Invitations to attend exercises in accordance with the provisions of the Helsinki Final Act are issued on a bilateral basis, and consolidated information relating to all NATO countries is not available centrally.
As we have sent only three observers during the 10 years since the signing of the Helsinki Final Act and none at all since 1979, is there any point in causing problems and difficulties at the talks in Stockholm by insisting that these voluntary agreements should become mandatory?
The hon. Gentleman has raised a very interesting point. He asks why Britain and other nations have not sent more observers to the Warsaw pact exercises since 1979. Since 1980, NATO has carried out 15 major manoeuvres and has invited Warsaw pact observers to every one. In contrast, the Warsaw pact has notified us of nine such manoeuvres and since 1979 has extended not one invitation to us.
Will my right hon. Friend tell the House how the British Forces Mission to Soviet forces in East Germany is operating? There have been disquieting reports of harassment of our military personnel in East Germany. Recently, one contingent was attacked in the course of its duties. My right hon. Fried will recall that some French officers were driven off the road and that Major Nicholson of the United States forces, who was in a similar position, was shot. Can my right hon. Friend tell me more about this matter?
I am familiar, of course, with the instance relating to the British Forces Mission to which my hon. Friend referred. As with the American case, we deplore any attempts to create harassment or worse for those members carrying out their mission responsibilities under the quadripartite agreement.
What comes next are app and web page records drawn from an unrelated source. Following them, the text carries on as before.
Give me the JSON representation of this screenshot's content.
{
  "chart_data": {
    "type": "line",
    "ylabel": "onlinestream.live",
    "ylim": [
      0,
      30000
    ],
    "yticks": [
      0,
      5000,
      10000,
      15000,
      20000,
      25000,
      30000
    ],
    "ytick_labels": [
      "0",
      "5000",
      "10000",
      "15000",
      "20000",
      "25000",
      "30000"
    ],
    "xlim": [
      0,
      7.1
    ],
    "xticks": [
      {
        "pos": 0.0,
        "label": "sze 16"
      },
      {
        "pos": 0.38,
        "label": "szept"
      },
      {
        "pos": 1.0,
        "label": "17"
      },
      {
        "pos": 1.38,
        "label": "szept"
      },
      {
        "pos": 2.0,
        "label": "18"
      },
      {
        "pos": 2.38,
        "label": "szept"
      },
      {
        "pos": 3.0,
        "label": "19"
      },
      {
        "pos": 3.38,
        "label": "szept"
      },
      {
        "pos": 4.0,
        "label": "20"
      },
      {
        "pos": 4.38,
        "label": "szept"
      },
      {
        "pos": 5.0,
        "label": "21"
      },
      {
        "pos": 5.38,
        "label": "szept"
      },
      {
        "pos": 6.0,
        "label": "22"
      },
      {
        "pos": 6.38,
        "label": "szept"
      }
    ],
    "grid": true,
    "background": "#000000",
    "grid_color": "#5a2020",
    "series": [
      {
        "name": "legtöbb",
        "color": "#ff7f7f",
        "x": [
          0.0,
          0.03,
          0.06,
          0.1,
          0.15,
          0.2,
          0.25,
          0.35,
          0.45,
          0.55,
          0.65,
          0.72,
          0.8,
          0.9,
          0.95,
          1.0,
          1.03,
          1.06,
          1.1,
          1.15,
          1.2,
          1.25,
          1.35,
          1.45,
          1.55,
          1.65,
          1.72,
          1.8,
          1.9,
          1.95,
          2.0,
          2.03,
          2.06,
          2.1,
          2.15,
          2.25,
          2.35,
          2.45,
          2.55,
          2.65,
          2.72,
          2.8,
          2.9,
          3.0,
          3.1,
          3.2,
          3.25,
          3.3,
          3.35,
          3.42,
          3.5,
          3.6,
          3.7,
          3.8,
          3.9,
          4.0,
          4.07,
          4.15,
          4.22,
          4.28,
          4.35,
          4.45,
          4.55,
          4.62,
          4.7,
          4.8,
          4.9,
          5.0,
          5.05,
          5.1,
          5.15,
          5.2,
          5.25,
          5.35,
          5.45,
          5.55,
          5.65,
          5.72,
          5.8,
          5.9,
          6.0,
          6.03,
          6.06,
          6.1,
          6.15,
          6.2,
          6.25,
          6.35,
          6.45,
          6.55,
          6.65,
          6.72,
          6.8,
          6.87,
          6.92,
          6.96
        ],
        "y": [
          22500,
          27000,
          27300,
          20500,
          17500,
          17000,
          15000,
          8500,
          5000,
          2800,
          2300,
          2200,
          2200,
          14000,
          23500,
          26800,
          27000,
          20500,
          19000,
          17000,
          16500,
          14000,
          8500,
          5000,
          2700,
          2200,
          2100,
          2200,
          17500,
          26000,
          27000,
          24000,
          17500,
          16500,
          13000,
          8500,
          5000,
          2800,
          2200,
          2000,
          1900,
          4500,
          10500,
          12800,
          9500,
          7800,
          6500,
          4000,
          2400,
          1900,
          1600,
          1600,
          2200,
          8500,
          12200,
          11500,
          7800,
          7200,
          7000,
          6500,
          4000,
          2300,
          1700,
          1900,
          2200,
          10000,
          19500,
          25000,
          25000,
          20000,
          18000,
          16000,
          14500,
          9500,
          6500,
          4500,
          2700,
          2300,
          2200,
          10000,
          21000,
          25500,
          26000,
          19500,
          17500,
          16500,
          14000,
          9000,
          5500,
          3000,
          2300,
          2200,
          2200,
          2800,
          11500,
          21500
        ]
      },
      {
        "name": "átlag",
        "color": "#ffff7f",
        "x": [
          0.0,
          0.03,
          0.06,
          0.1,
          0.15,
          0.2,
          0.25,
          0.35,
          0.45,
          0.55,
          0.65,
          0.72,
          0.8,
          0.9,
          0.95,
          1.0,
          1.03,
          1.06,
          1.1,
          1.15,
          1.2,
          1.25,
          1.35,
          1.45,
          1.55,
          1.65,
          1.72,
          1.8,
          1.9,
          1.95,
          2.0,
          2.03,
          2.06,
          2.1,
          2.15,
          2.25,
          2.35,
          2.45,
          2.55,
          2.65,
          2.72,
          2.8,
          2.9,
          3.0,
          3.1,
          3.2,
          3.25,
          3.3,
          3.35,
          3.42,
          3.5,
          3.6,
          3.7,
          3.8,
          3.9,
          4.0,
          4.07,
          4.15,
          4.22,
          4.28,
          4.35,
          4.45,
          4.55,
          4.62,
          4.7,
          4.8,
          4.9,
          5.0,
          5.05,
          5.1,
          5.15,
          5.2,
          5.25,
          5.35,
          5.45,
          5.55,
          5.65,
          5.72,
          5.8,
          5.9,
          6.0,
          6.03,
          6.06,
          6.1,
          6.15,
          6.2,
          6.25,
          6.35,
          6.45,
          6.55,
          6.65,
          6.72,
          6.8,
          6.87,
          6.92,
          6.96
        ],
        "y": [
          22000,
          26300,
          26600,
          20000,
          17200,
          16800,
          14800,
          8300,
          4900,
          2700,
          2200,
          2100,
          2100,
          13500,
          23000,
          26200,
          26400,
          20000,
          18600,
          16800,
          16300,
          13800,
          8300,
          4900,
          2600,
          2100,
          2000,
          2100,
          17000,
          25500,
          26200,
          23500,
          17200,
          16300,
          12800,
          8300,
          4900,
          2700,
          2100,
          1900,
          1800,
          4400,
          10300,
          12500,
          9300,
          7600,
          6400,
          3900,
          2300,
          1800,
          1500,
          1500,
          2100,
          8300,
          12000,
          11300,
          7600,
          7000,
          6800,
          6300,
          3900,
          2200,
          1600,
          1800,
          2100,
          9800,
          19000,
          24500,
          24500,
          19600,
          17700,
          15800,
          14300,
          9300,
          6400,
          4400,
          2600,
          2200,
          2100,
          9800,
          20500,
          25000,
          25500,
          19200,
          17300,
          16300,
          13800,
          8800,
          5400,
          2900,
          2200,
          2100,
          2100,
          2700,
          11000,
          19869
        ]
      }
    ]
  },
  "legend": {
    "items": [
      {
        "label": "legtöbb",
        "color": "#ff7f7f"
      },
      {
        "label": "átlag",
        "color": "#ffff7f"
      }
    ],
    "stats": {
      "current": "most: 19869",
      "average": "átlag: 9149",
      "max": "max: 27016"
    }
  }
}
We continue to ensure that our mission carries out its duties properly and responsibly.